PROBLEM TO SOLVE:
In the lines below, look for "message". Copy each line where it appears.

RECORD EXTRACTS:
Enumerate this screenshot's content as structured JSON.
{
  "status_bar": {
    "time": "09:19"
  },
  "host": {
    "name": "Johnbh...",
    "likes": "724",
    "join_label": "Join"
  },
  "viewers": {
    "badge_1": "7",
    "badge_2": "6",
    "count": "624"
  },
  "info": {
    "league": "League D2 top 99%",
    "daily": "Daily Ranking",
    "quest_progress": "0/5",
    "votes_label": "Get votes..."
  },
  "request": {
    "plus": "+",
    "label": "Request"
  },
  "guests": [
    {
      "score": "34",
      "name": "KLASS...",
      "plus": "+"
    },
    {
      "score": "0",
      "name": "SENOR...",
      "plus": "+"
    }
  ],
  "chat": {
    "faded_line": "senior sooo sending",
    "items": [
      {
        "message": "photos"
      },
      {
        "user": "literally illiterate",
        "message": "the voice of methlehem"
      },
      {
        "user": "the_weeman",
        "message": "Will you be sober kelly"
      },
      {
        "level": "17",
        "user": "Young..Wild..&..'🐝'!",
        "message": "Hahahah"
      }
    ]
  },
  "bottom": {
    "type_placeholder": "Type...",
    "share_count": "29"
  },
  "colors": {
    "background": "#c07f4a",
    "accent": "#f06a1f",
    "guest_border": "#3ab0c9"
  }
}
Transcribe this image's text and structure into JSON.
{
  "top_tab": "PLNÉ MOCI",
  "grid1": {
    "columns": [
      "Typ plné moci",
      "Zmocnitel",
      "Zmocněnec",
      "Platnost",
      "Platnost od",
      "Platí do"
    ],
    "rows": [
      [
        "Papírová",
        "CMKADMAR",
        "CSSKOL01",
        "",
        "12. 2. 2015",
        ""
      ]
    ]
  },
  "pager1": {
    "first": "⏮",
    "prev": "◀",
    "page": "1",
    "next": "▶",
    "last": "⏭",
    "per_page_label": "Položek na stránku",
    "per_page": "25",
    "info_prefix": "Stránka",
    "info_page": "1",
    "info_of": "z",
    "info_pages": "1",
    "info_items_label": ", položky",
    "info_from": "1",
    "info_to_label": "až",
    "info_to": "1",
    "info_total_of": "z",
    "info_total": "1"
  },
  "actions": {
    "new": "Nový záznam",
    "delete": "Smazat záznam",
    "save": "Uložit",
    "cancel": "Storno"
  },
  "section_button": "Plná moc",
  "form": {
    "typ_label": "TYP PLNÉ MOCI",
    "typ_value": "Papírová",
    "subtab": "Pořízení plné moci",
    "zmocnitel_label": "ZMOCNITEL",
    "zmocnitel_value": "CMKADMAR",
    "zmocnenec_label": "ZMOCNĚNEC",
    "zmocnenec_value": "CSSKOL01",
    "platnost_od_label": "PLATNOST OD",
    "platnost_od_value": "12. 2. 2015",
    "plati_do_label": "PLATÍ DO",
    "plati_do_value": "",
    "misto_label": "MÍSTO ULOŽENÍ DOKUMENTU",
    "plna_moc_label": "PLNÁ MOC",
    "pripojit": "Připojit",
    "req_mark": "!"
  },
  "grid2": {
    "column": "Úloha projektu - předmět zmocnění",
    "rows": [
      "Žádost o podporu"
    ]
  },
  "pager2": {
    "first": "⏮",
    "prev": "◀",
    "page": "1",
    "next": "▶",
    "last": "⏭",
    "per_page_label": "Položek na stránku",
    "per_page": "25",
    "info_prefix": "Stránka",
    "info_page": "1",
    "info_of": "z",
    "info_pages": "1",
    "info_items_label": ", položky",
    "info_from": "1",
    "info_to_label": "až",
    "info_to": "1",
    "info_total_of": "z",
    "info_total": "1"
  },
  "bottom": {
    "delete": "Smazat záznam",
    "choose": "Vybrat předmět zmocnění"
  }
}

TASK SOLUTION:
        "message": "photos"
        "message": "the voice of methlehem"
        "message": "Will you be sober kelly"
        "message": "Hahahah"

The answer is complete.